mivision | 15 March 2017
While uncommon, childhood glaucoma can not only impact a child’s vision but it can also have significant implications for their social development and mental wellbeing.
Glaucoma signs in children present very differently when compared with adults. Some signs to look for in babies and young children are:
• Large eyes
• Cloudy eyes
• Watery eyes
• Excessive blinking
• Sensitivity to light
Dr. Caroline Catt, a RANZCO Fellow and one of Australia’s leading Paediatric Ophthalmologists, says early detection is important. “Babies with glaucoma display specific signs that help diagnose glaucoma early on, if you know what you’re looking for and maintain an index of suspicion… Early detection and proper treatment is instrumental as this can result in the reversal of some of the damage caused by childhood glaucoma and help delay the progression of the disease,” she said.

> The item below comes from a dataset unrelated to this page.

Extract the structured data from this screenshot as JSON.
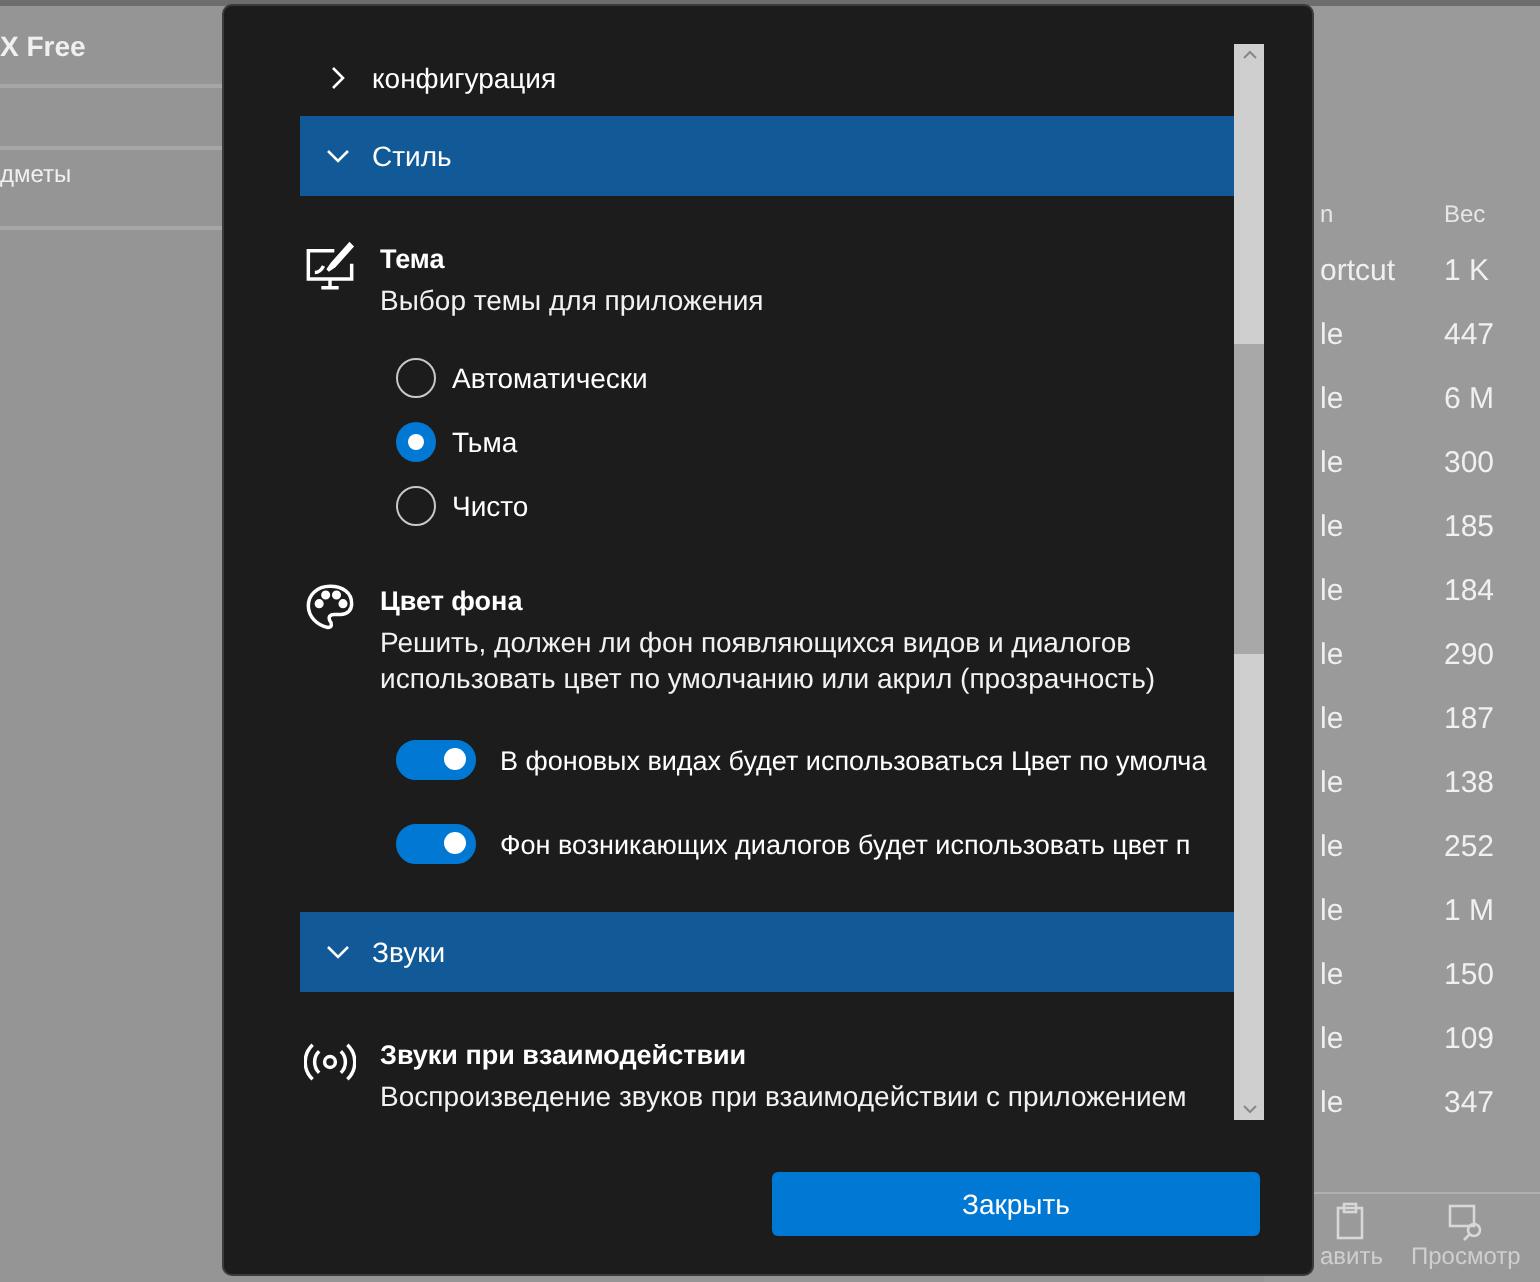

Sydney mum, Mandy Ferreira, knows all too well about the devastating impact of childhood glaucoma. Her son, Darcy, was diagnosed with glaucoma in both eyes when he was only 11 months old. “I noticed a cloudiness in his eye and immediately rushed him to the doctor who referred us to Dr. Catt,” said Ms. Ferreira. Several painful surgeries and ongoing treatments saved Darcy from going blind. “We are extremely lucky that this was caught early on. We had never heard of childhood glaucoma before and have learned as a family that it is not an easy journey to travel. Darcy would have lost his vision had his condition been left untreated.”

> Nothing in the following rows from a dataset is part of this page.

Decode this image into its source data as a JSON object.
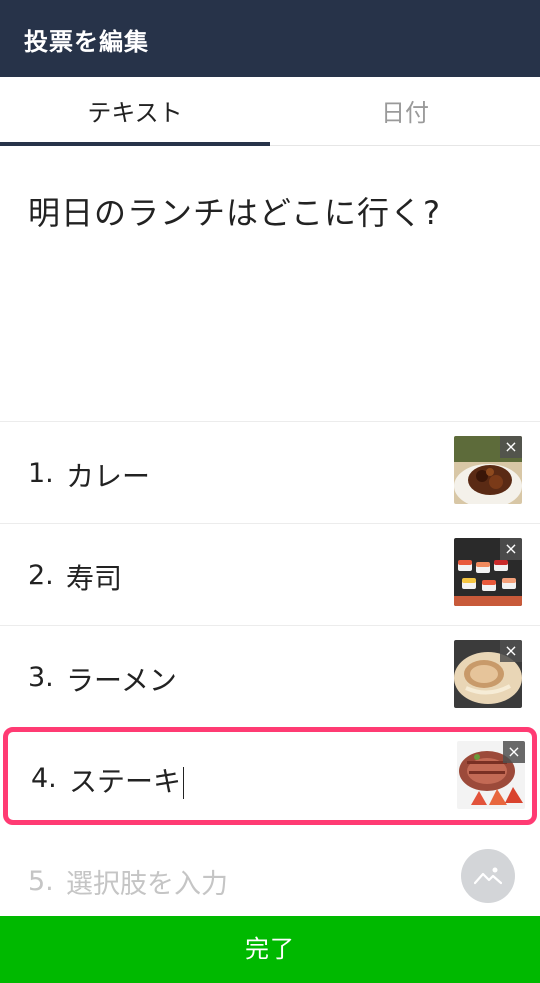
{
  "header": {
    "title": "投票を編集"
  },
  "tabs": [
    {
      "label": "テキスト",
      "active": true
    },
    {
      "label": "日付",
      "active": false
    }
  ],
  "question": "明日のランチはどこに行く?",
  "options": [
    {
      "number": "1.",
      "text": "カレー",
      "image": "curry-photo",
      "remove": "×"
    },
    {
      "number": "2.",
      "text": "寿司",
      "image": "sushi-photo",
      "remove": "×"
    },
    {
      "number": "3.",
      "text": "ラーメン",
      "image": "ramen-photo",
      "remove": "×"
    },
    {
      "number": "4.",
      "text": "ステーキ",
      "image": "steak-photo",
      "remove": "×",
      "focused": true
    }
  ],
  "new_option": {
    "number": "5.",
    "placeholder": "選択肢を入力",
    "icon": "image-icon"
  },
  "done_button": "完了",
  "colors": {
    "header": "#273349",
    "accent_border": "#ff3b73",
    "done": "#00b900"
  }
}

“We cannot thank and give gratitude enough to Dr. Catt. She has been more than amazing and has been behind the success of saving Darcy's vision. Without her, I dread to think what his life would be like now.
Pictured are Darcy and his mum, Mandy Ferreira, the day before his first operations, showing his cloudy eye at its worst; and Darcy following hist first two operations.
I noticed a cloudiness in his eye and immediately rushed him to the doctor who referred us to Dr. Catt